How does living with diabetes impact on your daily life? That’s what we want to know in DB Voices. Looking past the considerable medical and logistical hurdles of multiple fingerpricks, injections, and inconvenient or frightening hypoglycaemic events, we’re wondering if there’s enough attention being paid to the more emotional and interpersonal effects of living with a chronic illness. In this series of articles we’re asking people to share the missing part of the story after the HbA1c is done and everyone’s gone home.

Thanks to Trevor for talking to Coralie James  about the last 40 years living with type 1, and for sharing some great tips for the newly-diagnosed.

TREVOR,  57

How has diabetes impacted on your relationship with your family?

I got diabetes towards the end of my university years when I was about to leave home. I don’t think either of my parents knew many other T1 diabetics and, given my age, they weren’t given the kind of information that parents of younger patients would have received. In any case this was 40 years ago, diabetes education centres and the like came along a bit later. Things are far better today.

Anyway, for years my mother blamed my diabetes on my switch to an unhealthy student lifestyle – staying up late, sleeping in, eating on the run instead of taking regular meals. Meanwhile my father – an engineer – took the view that this was a kind of human engineering problem which could be solved by setting up the right process and following it. Whenever my diabetes misbehaved I must have failed to keep to the system.

I was the oldest child of four, but we all had chronic illnesses of one kind or another, and diabetes was mine.

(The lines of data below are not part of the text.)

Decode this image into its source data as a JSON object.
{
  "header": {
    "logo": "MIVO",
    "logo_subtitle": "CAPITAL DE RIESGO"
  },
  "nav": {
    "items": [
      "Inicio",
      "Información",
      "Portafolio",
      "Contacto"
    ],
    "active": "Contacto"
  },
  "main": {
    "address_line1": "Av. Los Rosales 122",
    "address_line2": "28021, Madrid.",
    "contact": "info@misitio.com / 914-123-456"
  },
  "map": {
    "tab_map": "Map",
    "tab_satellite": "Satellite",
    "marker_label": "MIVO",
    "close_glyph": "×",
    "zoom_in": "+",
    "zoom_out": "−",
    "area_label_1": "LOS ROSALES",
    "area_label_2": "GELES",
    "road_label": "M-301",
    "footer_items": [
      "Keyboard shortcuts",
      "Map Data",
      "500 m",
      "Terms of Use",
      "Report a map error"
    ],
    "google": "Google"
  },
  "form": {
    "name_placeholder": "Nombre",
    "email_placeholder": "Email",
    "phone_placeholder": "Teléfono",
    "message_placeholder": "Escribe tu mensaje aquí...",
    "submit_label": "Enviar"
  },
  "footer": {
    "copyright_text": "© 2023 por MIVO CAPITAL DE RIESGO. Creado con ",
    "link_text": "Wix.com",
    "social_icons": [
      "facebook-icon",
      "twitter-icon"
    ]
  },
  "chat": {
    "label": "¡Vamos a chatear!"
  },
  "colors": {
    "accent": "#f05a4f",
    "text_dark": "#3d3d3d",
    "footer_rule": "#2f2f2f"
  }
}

My sister became a doctor and, later on, occasionally came to my rescue with an emergency prescription or two.

How has it affected your career?

I’ve always had intellectual jobs, not labouring ones (my last job which involved physical effort was in the university holidays before I was diagnosed). So I haven’t had the complication of strenuous and/or unanticipated activity requirements. I know many T1s work successfully in physically active jobs, but I’ve never had to. I do the same kind of work that I would have done with perfect health. I’ve never had any interest in doing anything else.

Diabetes may have cost me a couple of job opportunities when I botched the final interview by going hypo – the first time I didn’t notice until I got up at the end of the interview (I couldn’t remember any of it afterwards!), and the second time I had to ask for a break to get my blood glucose back in order, but I don’t think they were too impressed.

Usually I’ve been compos mentis for interviews and I have always been upfront about my diabetes.

Have your relationships been affected by diabetes?

I can’t think of many relationships of any kind (other than with my mother) where diabetes wasn’t already there when we started. My wife developed diabetes in her first pregnancy and it never went away. So the most important relationship in my life has almost always had diabetes as a major factor.

What about socially?

Hah. Well, it rules out impetuous trips away and spur of the moment sporting competitions. I always had to plan ahead.

What have been the negatives and positives of living with diabetes?

Two positives would be:

(a) getting educated more than I otherwise would be on how the human body functions; this information is useful for more than diabetes, people!

(b) the kind of discipline it imposes on your otherwise haphazard lifestyle; willpower and self-discipline are useful for more than diabetes, folks! 🙂

The negatives are creeping in after 40 years with this disease though. I seem to have escaped kidney damage and my eyes are generally pretty good, but I have developed some neuropathy, which does impact on my life a bit.

If only we had had insulin pumps and continuous glucose monitoring back when I started!

Being diagnosed can be a confusing and difficult time. What advice would you give to newly diagnosed diabetics and their families?

Once you get over the shock, anger and disappointment (and you will) your life will change. You will have an increased awareness of what your body is doing, and you will have to consciously do some of what other people’s bodies do automatically. The great thing about being diagnosed today is that facilities are available which will allow you to replicate normal functions very closely. This has made diabetes a chronic condition, not (as it was a couple of generations ago) a fatal disease.

Get into the habit of testing your BG often. Your blood meter is going to be your best friend. Record your blood tests, they’re not just for momentary assurance that you’re not about to faint. Over time you build up a valuable profile of how your blood sugar interacts with your lifestyle. If you can, upload your tests to a database – I use Diasend, which allows my endocrinologist access to check on me. Become risk-averse for a while. Join Medic-Alert (or whatever the equivalent is in your country). Find a support group (there are numerous groups on Facebook for the introverted, local associations for the rest).


Coralie

 Coralie James is a research writer with a Masters in Writing and a Bachelor of Arts in Psychology and English Literature.  She  reads widely in the areas of writing, psychology, human development, meditation, mindfulness and neuroplasticity – with a  particular interest in supporting people to become all they can be. She is also a substitute pancreas for her energetic 9-year-old type 1 daughter.